EXERCISE DESCRIPTION -
Line by line, retype the material with nothing left out.

PROVIDED RECORDS -
▽
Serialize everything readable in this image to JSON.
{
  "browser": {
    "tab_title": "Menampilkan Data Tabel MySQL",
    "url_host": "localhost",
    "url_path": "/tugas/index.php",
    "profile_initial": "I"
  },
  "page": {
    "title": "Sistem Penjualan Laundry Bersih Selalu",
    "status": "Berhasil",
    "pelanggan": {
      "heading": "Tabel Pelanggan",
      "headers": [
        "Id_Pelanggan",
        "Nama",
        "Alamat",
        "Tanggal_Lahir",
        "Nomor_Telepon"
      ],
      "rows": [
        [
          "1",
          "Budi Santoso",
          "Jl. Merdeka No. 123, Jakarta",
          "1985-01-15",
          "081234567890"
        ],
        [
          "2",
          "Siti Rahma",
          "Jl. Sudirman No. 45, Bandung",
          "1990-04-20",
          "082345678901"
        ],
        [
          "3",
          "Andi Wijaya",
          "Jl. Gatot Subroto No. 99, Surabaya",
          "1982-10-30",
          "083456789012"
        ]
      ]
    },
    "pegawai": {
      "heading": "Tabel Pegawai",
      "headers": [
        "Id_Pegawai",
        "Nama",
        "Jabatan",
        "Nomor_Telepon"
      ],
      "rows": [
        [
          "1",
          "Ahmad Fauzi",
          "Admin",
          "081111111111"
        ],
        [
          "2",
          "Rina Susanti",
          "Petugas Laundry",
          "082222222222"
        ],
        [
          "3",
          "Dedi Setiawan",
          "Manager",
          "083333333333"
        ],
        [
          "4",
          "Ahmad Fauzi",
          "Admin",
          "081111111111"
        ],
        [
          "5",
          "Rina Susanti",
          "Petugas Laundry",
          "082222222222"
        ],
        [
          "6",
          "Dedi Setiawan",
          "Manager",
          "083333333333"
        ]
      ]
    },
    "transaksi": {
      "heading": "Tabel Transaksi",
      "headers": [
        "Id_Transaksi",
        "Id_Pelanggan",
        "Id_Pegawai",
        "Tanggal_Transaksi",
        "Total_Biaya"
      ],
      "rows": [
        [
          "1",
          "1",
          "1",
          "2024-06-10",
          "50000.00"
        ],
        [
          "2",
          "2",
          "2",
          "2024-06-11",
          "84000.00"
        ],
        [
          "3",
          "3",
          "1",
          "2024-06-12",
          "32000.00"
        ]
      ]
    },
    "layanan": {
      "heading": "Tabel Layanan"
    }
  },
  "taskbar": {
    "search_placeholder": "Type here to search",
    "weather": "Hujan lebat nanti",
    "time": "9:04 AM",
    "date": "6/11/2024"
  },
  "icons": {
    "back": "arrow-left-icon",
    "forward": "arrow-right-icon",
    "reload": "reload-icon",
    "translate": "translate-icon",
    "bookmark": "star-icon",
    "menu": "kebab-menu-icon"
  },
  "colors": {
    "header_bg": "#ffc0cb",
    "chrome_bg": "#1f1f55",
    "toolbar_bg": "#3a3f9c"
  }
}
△
COMPLETED TASK -
Serialize everything readable in this image to JSON.
{
  "browser": {
    "tab_title": "Menampilkan Data Tabel MySQL",
    "url_host": "localhost",
    "url_path": "/tugas/index.php",
    "profile_initial": "I"
  },
  "page": {
    "title": "Sistem Penjualan Laundry Bersih Selalu",
    "status": "Berhasil",
    "pelanggan": {
      "heading": "Tabel Pelanggan",
      "headers": [
        "Id_Pelanggan",
        "Nama",
        "Alamat",
        "Tanggal_Lahir",
        "Nomor_Telepon"
      ],
      "rows": [
        [
          "1",
          "Budi Santoso",
          "Jl. Merdeka No. 123, Jakarta",
          "1985-01-15",
          "081234567890"
        ],
        [
          "2",
          "Siti Rahma",
          "Jl. Sudirman No. 45, Bandung",
          "1990-04-20",
          "082345678901"
        ],
        [
          "3",
          "Andi Wijaya",
          "Jl. Gatot Subroto No. 99, Surabaya",
          "1982-10-30",
          "083456789012"
        ]
      ]
    },
    "pegawai": {
      "heading": "Tabel Pegawai",
      "headers": [
        "Id_Pegawai",
        "Nama",
        "Jabatan",
        "Nomor_Telepon"
      ],
      "rows": [
        [
          "1",
          "Ahmad Fauzi",
          "Admin",
          "081111111111"
        ],
        [
          "2",
          "Rina Susanti",
          "Petugas Laundry",
          "082222222222"
        ],
        [
          "3",
          "Dedi Setiawan",
          "Manager",
          "083333333333"
        ],
        [
          "4",
          "Ahmad Fauzi",
          "Admin",
          "081111111111"
        ],
        [
          "5",
          "Rina Susanti",
          "Petugas Laundry",
          "082222222222"
        ],
        [
          "6",
          "Dedi Setiawan",
          "Manager",
          "083333333333"
        ]
      ]
    },
    "transaksi": {
      "heading": "Tabel Transaksi",
      "headers": [
        "Id_Transaksi",
        "Id_Pelanggan",
        "Id_Pegawai",
        "Tanggal_Transaksi",
        "Total_Biaya"
      ],
      "rows": [
        [
          "1",
          "1",
          "1",
          "2024-06-10",
          "50000.00"
        ],
        [
          "2",
          "2",
          "2",
          "2024-06-11",
          "84000.00"
        ],
        [
          "3",
          "3",
          "1",
          "2024-06-12",
          "32000.00"
        ]
      ]
    },
    "layanan": {
      "heading": "Tabel Layanan"
    }
  },
  "taskbar": {
    "search_placeholder": "Type here to search",
    "weather": "Hujan lebat nanti",
    "time": "9:04 AM",
    "date": "6/11/2024"
  },
  "icons": {
    "back": "arrow-left-icon",
    "forward": "arrow-right-icon",
    "reload": "reload-icon",
    "translate": "translate-icon",
    "bookmark": "star-icon",
    "menu": "kebab-menu-icon"
  },
  "colors": {
    "header_bg": "#ffc0cb",
    "chrome_bg": "#1f1f55",
    "toolbar_bg": "#3a3f9c"
  }
}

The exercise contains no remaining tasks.